It's not sexy, but I feel like Sal Khan’s recent video introducing his Academy’s GPT-fueled AI tutor augurs the future of the teaching profession — and not just at Khan Academy.
The video is twenty minutes long, although I recommend watching the whole thing. But even if you only duck in for a few minutes, you’ll see what I mean.
The tutor is already fully capable of offering personalized feedback, hints and suggestions for just about any topic for which there are already clearly established answers -- from solving math equations with parentheses to digesting John Locke’s political philosophy.
And therein lies the rub.

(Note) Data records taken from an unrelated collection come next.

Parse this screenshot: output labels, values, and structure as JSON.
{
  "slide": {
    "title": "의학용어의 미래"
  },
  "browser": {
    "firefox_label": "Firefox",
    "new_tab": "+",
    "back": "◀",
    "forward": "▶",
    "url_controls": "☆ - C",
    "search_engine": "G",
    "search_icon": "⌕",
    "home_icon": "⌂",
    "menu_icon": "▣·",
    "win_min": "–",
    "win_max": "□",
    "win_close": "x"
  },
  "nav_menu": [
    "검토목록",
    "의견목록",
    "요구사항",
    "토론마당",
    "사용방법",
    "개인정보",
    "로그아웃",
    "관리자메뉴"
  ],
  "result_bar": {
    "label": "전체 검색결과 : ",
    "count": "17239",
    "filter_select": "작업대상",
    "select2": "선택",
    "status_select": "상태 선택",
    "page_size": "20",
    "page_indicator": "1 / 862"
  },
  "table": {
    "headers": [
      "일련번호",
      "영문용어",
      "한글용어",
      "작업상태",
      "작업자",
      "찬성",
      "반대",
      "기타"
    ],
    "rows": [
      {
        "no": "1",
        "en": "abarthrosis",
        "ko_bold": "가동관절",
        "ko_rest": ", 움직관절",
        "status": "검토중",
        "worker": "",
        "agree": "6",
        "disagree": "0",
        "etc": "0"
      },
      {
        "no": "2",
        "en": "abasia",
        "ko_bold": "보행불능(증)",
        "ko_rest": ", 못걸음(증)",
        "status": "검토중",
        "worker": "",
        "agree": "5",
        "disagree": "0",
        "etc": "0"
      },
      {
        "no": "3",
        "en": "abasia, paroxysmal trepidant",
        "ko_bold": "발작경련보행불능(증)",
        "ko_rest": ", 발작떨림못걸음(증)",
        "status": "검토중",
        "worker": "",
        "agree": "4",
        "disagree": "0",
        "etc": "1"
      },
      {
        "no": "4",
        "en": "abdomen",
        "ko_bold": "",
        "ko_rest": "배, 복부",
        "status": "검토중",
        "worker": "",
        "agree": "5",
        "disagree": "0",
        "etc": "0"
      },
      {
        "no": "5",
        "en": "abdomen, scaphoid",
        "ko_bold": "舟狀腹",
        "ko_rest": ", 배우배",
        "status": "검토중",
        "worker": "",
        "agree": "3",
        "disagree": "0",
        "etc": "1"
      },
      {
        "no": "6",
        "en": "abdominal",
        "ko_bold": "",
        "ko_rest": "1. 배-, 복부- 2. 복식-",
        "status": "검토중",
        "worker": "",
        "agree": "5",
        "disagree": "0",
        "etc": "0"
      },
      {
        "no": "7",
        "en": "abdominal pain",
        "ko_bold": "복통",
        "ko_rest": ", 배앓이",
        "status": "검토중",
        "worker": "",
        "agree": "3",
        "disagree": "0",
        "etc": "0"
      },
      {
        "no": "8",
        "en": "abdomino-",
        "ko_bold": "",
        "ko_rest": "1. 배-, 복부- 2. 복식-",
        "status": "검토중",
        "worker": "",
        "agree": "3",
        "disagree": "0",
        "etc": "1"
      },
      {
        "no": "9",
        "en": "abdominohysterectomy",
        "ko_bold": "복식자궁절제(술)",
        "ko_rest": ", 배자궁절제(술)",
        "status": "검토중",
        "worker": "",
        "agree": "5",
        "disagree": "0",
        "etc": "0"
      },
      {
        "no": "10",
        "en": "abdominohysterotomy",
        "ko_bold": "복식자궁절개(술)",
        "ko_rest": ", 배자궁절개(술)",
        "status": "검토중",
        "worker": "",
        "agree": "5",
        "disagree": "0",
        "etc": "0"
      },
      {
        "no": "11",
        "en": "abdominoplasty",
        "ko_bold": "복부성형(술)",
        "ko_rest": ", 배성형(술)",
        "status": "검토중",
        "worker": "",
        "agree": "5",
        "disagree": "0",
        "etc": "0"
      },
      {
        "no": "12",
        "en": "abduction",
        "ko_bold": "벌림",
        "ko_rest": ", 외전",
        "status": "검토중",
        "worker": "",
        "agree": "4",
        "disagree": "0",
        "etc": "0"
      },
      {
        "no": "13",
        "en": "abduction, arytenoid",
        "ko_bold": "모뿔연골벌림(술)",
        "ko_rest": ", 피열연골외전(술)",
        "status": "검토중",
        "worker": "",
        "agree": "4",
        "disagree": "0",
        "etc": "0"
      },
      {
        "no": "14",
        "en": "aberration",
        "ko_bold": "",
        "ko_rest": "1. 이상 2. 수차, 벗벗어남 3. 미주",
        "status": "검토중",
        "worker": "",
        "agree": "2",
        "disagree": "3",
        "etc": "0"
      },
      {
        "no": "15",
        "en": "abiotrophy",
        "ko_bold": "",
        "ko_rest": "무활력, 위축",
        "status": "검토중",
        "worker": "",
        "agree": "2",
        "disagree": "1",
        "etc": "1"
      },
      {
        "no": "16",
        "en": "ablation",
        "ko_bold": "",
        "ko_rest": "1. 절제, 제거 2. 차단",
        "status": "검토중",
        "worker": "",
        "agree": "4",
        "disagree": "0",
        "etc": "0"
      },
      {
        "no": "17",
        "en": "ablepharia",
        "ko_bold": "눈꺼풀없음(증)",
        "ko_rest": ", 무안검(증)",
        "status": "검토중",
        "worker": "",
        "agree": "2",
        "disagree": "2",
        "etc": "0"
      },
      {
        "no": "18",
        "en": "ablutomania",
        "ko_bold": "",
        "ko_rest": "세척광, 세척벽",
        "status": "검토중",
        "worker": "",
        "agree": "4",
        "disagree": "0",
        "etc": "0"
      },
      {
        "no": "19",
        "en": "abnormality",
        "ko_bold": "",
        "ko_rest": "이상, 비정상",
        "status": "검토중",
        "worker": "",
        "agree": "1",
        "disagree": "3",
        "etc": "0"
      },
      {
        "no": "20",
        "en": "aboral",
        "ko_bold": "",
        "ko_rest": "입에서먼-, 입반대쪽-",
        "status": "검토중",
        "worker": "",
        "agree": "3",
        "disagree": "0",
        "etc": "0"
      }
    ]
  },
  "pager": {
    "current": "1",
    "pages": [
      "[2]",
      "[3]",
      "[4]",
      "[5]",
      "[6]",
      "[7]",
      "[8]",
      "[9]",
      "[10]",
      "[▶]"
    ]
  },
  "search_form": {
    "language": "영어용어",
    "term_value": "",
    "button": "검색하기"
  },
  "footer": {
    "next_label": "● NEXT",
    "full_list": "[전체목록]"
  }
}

Up to now, since at least the days of the Greek Gymnasium, the foundation of teaching has always been about transmission. I know something that you don’t, so show up to this space, at this time (and this cost), and I’ll break it down for you so you can know it, too.
If you were to sum it up in a picture, it would basically be this:
Of course, the essence of that logic has been flawed for a while now -- first because of the Internet, and then because of the ability to put the Internet in our pocket and carry it anywhere.
In fact, turn the camera around on that same lecture hall today, and this is what you’ll see:
But now we’ve entered a new chapter — dare I say, a Technological Singularity (20 years early) — one in which Chat-GPT in particular, and the daily flood of AI tools more generally, has changed the nature of the teacher/student relationship even more irrevocably than before.
As a result, from this day forward, the job of a teacher REALLY needs to stop being about transmission.
So what should it start being instead?
Montessori schools offer a compelling, century-old answer to that question. After all, they don’t even use the T-word, referring instead to the adults who work with the kids as either Directresses or (my personal favorite) Guides.
They can do that, of course, because so much attention goes into the pre-construction of the environment in which kids are free to navigate. Indeed, in a Montessori classroom, the knowledge resides in the materials, not the teacher. Better yet, by being freed from the need to be the keeper of the knowledge, the adult is freed to be the keeper of the children — their needs, their interests, their relationships, and their emerging sense of self.
Clearly, it’s time that all schools, and all teachers/directresses/guides, should prioritize this as their superordinate goal.
But even in a Montessori setting, knowledge delivery is still a primary goal. And in my mind, the real opportunity before us rests in realizing that these amazing new AI tools are only as helpful as the quality of the questions we ask them.
In which case, the future of teaching is not about transmission, but it is about the other trans- words: transmedia exploration, transdisciplinary weaving, transcultural understanding, and, yes, personal and societal transformation.
To get there from here, however, we may need to let AI “teach” any topic for which there are already clearly established answers — from math and John Locke. And then to let the humans guide one another in the more meaningful, emergent work of considering which questions linger among us, like an everlasting itch, awaiting our discernment — and a deeper destiny.
Appreciating your distinction-making. The German concept of “Bildung” (character development or growth) adds another dimension to the potential influences of the teacher/guide/‘grower’. I think that character is best taught by example (the character of the teacher or guide themselves). Character is a whole discussion, I know. 😂
Totally agree with you on how teaching has to change in the ChatGPT era. Here’s my take on it: https://open.substack.com/pub/jenniferbrowdyphd/p/how-would-einstein-have-used-chatgpt?r=77vfa&utm_campaign=post&utm_medium=email